It seems as if everyone has an opinion about a controversial lateral that Seahawks quarterback Russell Wilson tossed to running back Mike Davis in the fourth quarter of the Eagles 24-10 loss Sunday night in Seattle. The Seahawks later scored a touchdown on the drive.
Eagles fans, livid that coach Doug Pederson didn't challenge what appeared to be an illegal forward pass, were backed up by Mike Pereira, the NFL's former vice president of officiating.
"It was forward and illegal since it was beyond the line," Pereira, who works as a rules analyst on FOX Sports, wrote on Twitter on Monday. "Forward or backward is judged by where the ball is when it leaves the passer's hand to where it first touched the ground or a player. Forget that Wilson tried to throw it backwards. It was tough to judge on the field by the officials, but the Eagles could have challenged and won."
But Seahawks coach Pete Carroll has remained adamant that Wilson's pass was indeed a lateral, and said on his 710 ESPN Seattle show that he even put in a call to famed astrophysicist Neil deGrasse Tyson to settle the debate once and for all.
"We're talking physics now. I'm serious. I'm going to get an explanation about why that was a backwards lateral so that everybody understands," Carroll said. "Because the ball was traveling at the speed that Russell was traveling."
On Tuesday night, Tyson finally weighed in on the play, appearing to call it a lateral thanks to "Galilean Transformation."
"In their reference frame, the ball went backwards," Tyson wrote on Twitter. "It's not their fault they ran forward faster than the ball."
Carroll certainly took Tyson's opinion favorably, writing on Twitter that "Science speaks!"
But not so fast.

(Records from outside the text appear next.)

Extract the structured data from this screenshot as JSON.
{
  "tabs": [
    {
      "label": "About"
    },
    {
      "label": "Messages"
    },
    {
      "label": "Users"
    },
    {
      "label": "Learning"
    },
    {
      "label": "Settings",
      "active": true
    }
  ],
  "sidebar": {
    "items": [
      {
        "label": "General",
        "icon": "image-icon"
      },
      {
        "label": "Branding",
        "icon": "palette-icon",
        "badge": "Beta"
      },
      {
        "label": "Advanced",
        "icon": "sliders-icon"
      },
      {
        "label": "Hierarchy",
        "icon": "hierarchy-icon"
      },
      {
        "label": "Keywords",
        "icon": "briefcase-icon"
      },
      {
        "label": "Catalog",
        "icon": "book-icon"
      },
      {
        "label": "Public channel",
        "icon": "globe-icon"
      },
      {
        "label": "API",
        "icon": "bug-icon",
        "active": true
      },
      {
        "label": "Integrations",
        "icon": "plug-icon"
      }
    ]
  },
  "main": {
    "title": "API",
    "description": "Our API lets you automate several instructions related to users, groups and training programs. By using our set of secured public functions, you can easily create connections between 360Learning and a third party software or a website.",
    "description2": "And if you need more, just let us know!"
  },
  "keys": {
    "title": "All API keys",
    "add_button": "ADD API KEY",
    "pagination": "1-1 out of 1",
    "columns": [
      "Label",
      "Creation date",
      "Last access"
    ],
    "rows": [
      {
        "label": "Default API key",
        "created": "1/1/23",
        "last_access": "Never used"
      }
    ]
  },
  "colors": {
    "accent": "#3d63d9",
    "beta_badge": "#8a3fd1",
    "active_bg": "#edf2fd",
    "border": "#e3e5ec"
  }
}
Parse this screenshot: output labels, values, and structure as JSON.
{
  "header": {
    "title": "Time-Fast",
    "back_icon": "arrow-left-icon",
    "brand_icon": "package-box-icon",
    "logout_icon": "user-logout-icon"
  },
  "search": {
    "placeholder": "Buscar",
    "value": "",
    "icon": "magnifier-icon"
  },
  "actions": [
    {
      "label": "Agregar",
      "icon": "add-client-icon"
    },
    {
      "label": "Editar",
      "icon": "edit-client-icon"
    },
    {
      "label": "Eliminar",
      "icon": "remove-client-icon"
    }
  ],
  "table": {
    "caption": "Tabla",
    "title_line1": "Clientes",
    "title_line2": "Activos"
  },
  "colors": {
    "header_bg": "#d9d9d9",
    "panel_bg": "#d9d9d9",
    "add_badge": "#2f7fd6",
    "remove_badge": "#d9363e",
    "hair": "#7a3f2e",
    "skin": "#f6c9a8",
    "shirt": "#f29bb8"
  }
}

For those not invested in the world of physics, Galilean transformations (sometimes referred to as Newtonian transformations) are a complex set of math equations that show how a person's frame of reference, including his or her direction of movement, influences how the person witnesses an event. Basically, think of it as a fancy way of saying optical illusion.
Tyson is saying that relative to both Wilson and Davis, the ball did travel backward, because they were both moving forward faster than the ball. But laterals in the NFL aren't judged relative to individual players; they're judged relative to the field, according to the NFL's own rules. Rule 3, Section 21, Article 5 of the league's rulebook states: "It is a backward pass if the yard line at which the ball is first touched by a player or the ground is parallel to or behind the yard line at which the ball leaves the passer's hand."
So according to the rules, Tyson appears to be contradicting Carroll and agreeing with Richard Di Dio, an associate professor of physics and mathematics at La Salle University, who told my colleague Tom Avril that the play was indeed an illegal forward pass.
"You can't consider the ball's motion with respect to Wilson," Di Dio said. "It has to be with respect to the fixed markings on the field. It went forward."
Avril was able to calculate the velocities of the quarterback and the ball by slowing down video of the play to watch it one frame at a time. Here's what he found:
The NFL could decide to weigh in on the controversial play during its weekly review.